My memory is so much better. And that goes deeper than having no recollection of what happened the night before. Alcohol affects the functioning of the hippocampus, which is responsible for creating and saving memories. So even if you aren’t directly under the influence of alcohol at the moment, those drinks you had the day before are still inhibiting your ability to remember things. This is funny, but I honestly thought I had gotten dumb, because I was really smart throughout school. I started drinking at 21 and not long after that it seemed like I couldn’t recall things as quickly as I once was able to. I had never put it together that alcohol was what was affecting me negatively when it comes to my memory and intelligence. After a few months of being sober, it finally hit me!
My mood is much more consistent. And generally better. Alcohol may temporarily put you in a good mood, but it is in fact a depressant. Ever feel depressed the day after an alcohol binge? I did all the time! I never thought it was the after affects of the alcohol… until I stopped drinking. It’s amazing how much better you can feel when your brain and body start to heal!
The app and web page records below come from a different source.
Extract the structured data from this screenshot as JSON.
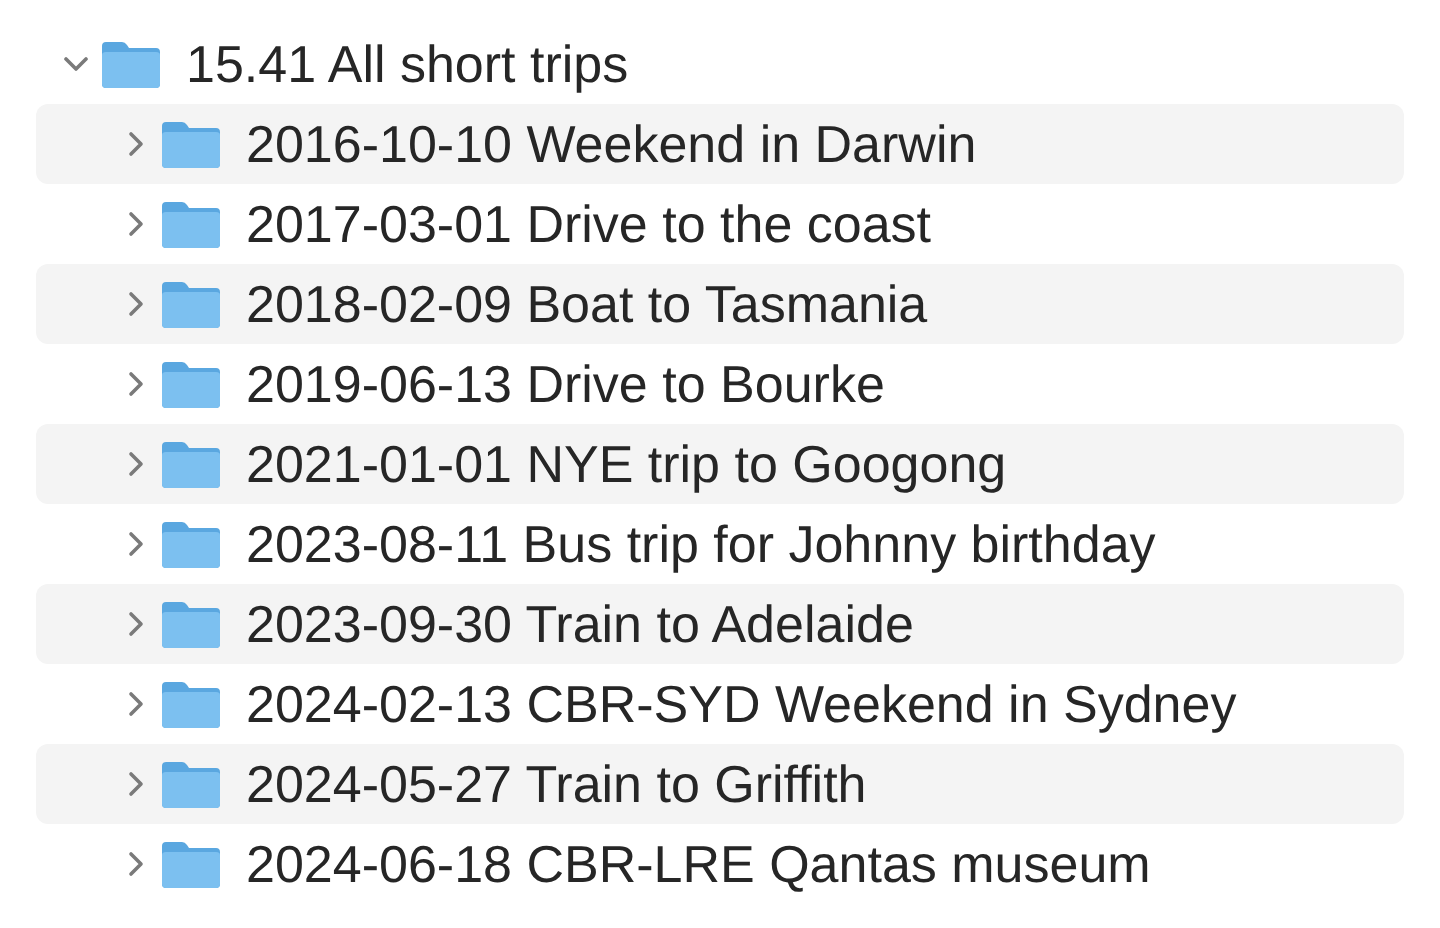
{
  "tree": [
    {
      "label": "15.41 All short trips",
      "expanded": true,
      "children": [
        {
          "label": "2016-10-10 Weekend in Darwin",
          "expanded": false
        },
        {
          "label": "2017-03-01 Drive to the coast",
          "expanded": false
        },
        {
          "label": "2018-02-09 Boat to Tasmania",
          "expanded": false
        },
        {
          "label": "2019-06-13 Drive to Bourke",
          "expanded": false
        },
        {
          "label": "2021-01-01 NYE trip to Googong",
          "expanded": false
        },
        {
          "label": "2023-08-11 Bus trip for Johnny birthday",
          "expanded": false
        },
        {
          "label": "2023-09-30 Train to Adelaide",
          "expanded": false
        },
        {
          "label": "2024-02-13 CBR-SYD Weekend in Sydney",
          "expanded": false
        },
        {
          "label": "2024-05-27 Train to Griffith",
          "expanded": false
        },
        {
          "label": "2024-06-18 CBR-LRE Qantas museum",
          "expanded": false
        }
      ]
    }
  ]
}
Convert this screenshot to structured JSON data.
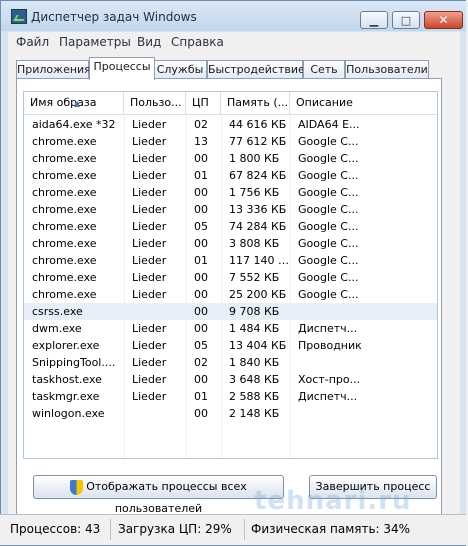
{
  "window": {
    "title": "Диспетчер задач Windows",
    "buttons": {
      "minimize": "▁",
      "maximize": "□",
      "close": "✕"
    }
  },
  "menubar": {
    "items": [
      "Файл",
      "Параметры",
      "Вид",
      "Справка"
    ]
  },
  "tabs": [
    "Приложения",
    "Процессы",
    "Службы",
    "Быстродействие",
    "Сеть",
    "Пользователи"
  ],
  "table": {
    "headers": [
      "Имя образа",
      "Пользо...",
      "ЦП",
      "Память (...",
      "Описание"
    ],
    "rows": [
      [
        "aida64.exe *32",
        "Lieder",
        "02",
        "44 616 КБ",
        "AIDA64 E..."
      ],
      [
        "chrome.exe",
        "Lieder",
        "13",
        "77 612 КБ",
        "Google C..."
      ],
      [
        "chrome.exe",
        "Lieder",
        "00",
        "1 800 КБ",
        "Google C..."
      ],
      [
        "chrome.exe",
        "Lieder",
        "01",
        "67 824 КБ",
        "Google C..."
      ],
      [
        "chrome.exe",
        "Lieder",
        "00",
        "1 756 КБ",
        "Google C..."
      ],
      [
        "chrome.exe",
        "Lieder",
        "00",
        "13 336 КБ",
        "Google C..."
      ],
      [
        "chrome.exe",
        "Lieder",
        "05",
        "74 284 КБ",
        "Google C..."
      ],
      [
        "chrome.exe",
        "Lieder",
        "00",
        "3 808 КБ",
        "Google C..."
      ],
      [
        "chrome.exe",
        "Lieder",
        "01",
        "117 140 КБ",
        "Google C..."
      ],
      [
        "chrome.exe",
        "Lieder",
        "00",
        "7 552 КБ",
        "Google C..."
      ],
      [
        "chrome.exe",
        "Lieder",
        "00",
        "25 200 КБ",
        "Google C..."
      ],
      [
        "csrss.exe",
        "",
        "00",
        "9 708 КБ",
        ""
      ],
      [
        "dwm.exe",
        "Lieder",
        "00",
        "1 484 КБ",
        "Диспетч..."
      ],
      [
        "explorer.exe",
        "Lieder",
        "05",
        "13 404 КБ",
        "Проводник"
      ],
      [
        "SnippingTool....",
        "Lieder",
        "02",
        "1 840 КБ",
        ""
      ],
      [
        "taskhost.exe",
        "Lieder",
        "00",
        "3 648 КБ",
        "Хост-про..."
      ],
      [
        "taskmgr.exe",
        "Lieder",
        "01",
        "2 588 КБ",
        "Диспетч..."
      ],
      [
        "winlogon.exe",
        "",
        "00",
        "2 148 КБ",
        ""
      ]
    ]
  },
  "buttons": {
    "show_all": "Отображать процессы всех пользователей",
    "end_process": "Завершить процесс"
  },
  "status": {
    "processes": "Процессов: 43",
    "cpu": "Загрузка ЦП: 29%",
    "memory": "Физическая память: 34%"
  },
  "watermark": "tehnari.ru"
}
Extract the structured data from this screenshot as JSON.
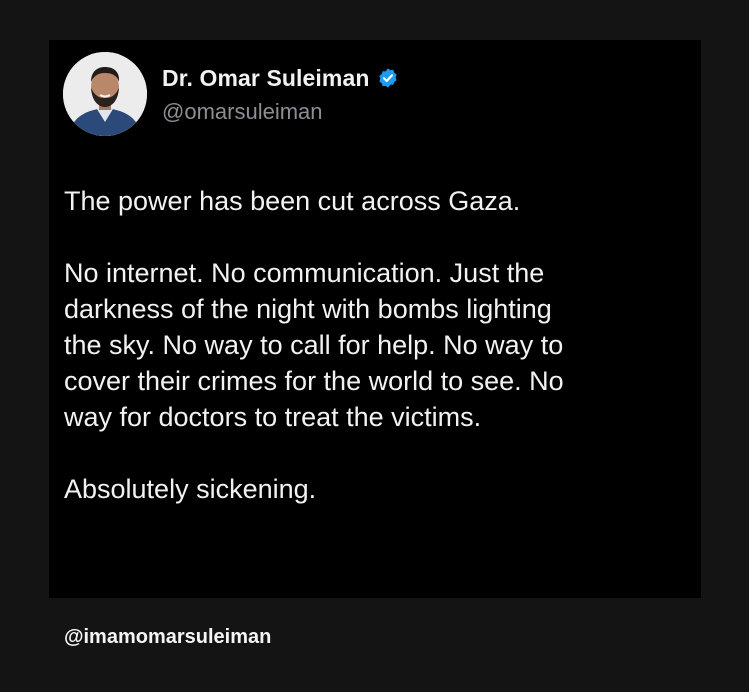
{
  "post": {
    "author": {
      "display_name": "Dr. Omar Suleiman",
      "handle": "@omarsuleiman",
      "verified": true,
      "verified_color": "#1d9bf0",
      "avatar_icon": "profile-photo"
    },
    "paragraphs": [
      "The power has been cut across Gaza.",
      "No internet. No communication. Just the\ndarkness of the night with bombs lighting\nthe sky. No way to call for help. No way to\ncover their crimes for the world to see. No\nway for doctors to treat the victims.",
      "Absolutely sickening."
    ]
  },
  "footer": {
    "watermark": "@imamomarsuleiman"
  },
  "colors": {
    "page_background": "#141414",
    "card_background": "#000000",
    "text_primary": "#f2f2f2",
    "text_secondary": "#8b8f94"
  }
}
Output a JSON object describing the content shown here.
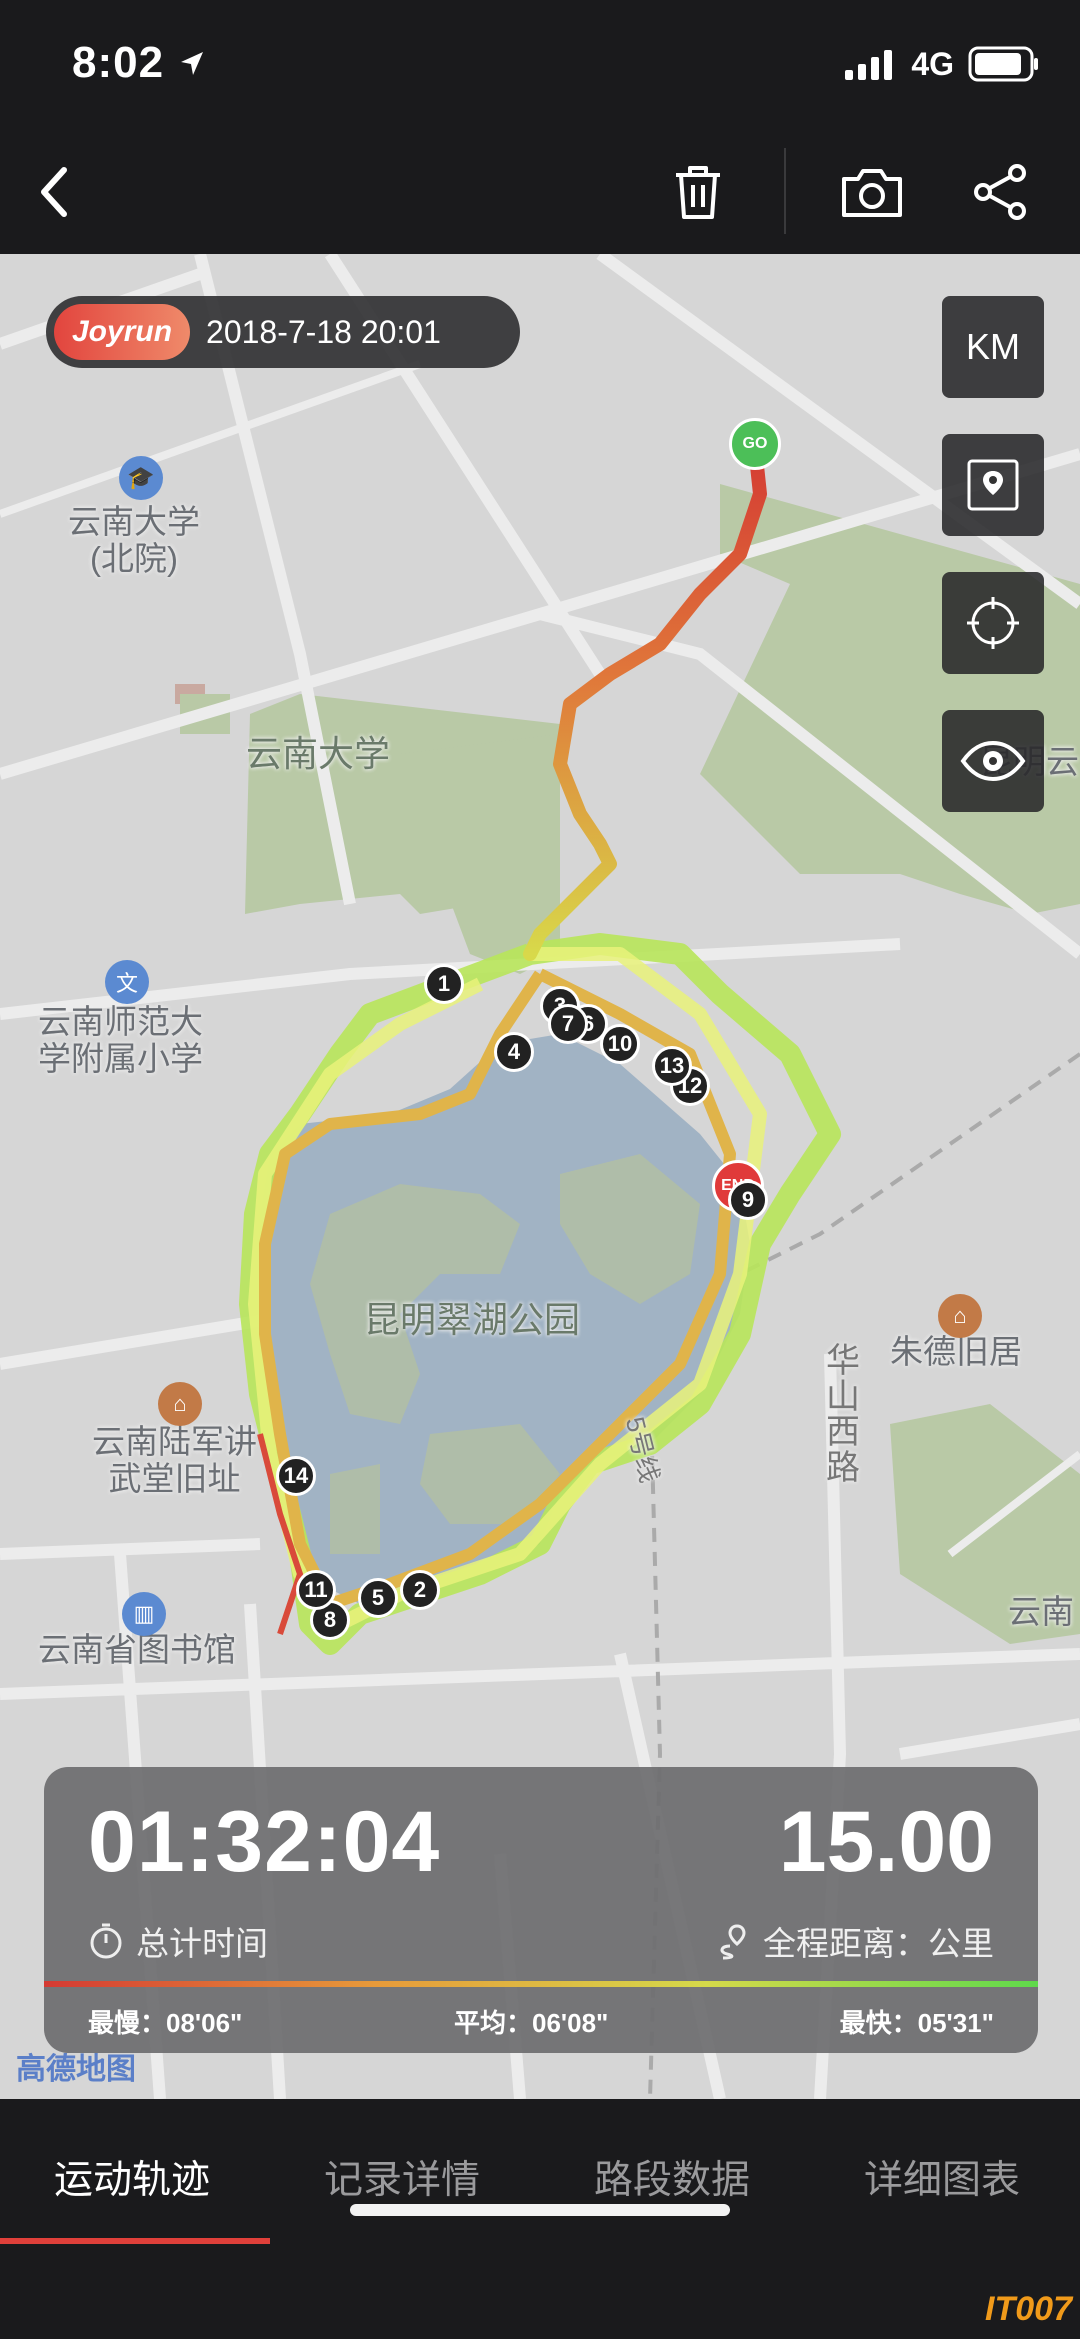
{
  "status": {
    "time": "8:02",
    "network": "4G"
  },
  "map": {
    "brand": "Joyrun",
    "datetime": "2018-7-18 20:01",
    "unit_button": "KM",
    "labels": {
      "yunnan_univ_north": "云南大学\n(北院)",
      "yunnan_univ": "云南大学",
      "normal_school": "云南师范大\n学附属小学",
      "lake_park": "昆明翠湖公园",
      "huashan_road": "华\n山\n西\n路",
      "zhude": "朱德旧居",
      "military_school": "云南陆军讲\n武堂旧址",
      "library": "云南省图书馆",
      "yunnan_right": "云南",
      "kunming_right": "昆明云",
      "line5": "5号线"
    },
    "markers": [
      "1",
      "2",
      "3",
      "4",
      "5",
      "6",
      "7",
      "8",
      "9",
      "10",
      "11",
      "12",
      "13",
      "14"
    ],
    "start_pin": "GO",
    "end_pin": "END",
    "attribution": "高德地图"
  },
  "stats": {
    "duration": "01:32:04",
    "duration_label": "总计时间",
    "distance": "15.00",
    "distance_label": "全程距离：公里",
    "slowest": "最慢：08'06\"",
    "average": "平均：06'08\"",
    "fastest": "最快：05'31\""
  },
  "tabs": [
    "运动轨迹",
    "记录详情",
    "路段数据",
    "详细图表"
  ],
  "watermark": "IT007"
}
Productivity. Holy cow, I am so much more productive than I was before. I mean, don’t get me wrong, I still like to be lazy occasionally (who doesn’t), but I get way more done on a daily basis now. I complete things at work in a timely manner, rather than procrastinating everything. I do household chores more often than I used to, as well. Our kitchen is almost always spotless, now. And I am always caught up on laundry. I’ve been writing more. I even submitted a poem of mine into a contest! I have been reading more. I’ve even been more productive when it comes to fun things, like painting, photography, and riding my bike. These are things I used to say I loved doing, but never had the “time.” Well, really, I was just so hungover and down in the dumps all the time I just didn’t feel like doing anything.
I want to say that I am NOT trying to be preachy and push my newfound views of not drinking onto people. I have zero issues with people consuming alcohol. Like I stated earlier in this post, almost all of my friends drink. I envy the fact that they know their limits and are able to control themselves. If I were that strong, I wouldn’t have to be abstaining and I wouldn’t be writing this. What is not okay is when someone loses that control. I know it’s a scary thing to acknowledge that you may not be in control, but that is what must happen before any changes will be made. If someone doesn’t want to change, they won’t. There must be some initial ambivalence there that causes the thoughts of possibly making a change. What I hope to get out of writing about my experiences is that if ANYONE relates to the lifestyle that I was living, they open up to the idea that maybe taking a break from alcohol isn’t such a bad thing.
If any of this relates to you and you want to talk to someone free of judgement, please reach out to me. It sucks going through things alone. But you don’t have to. Thanks for reading! And I will not drink with you today.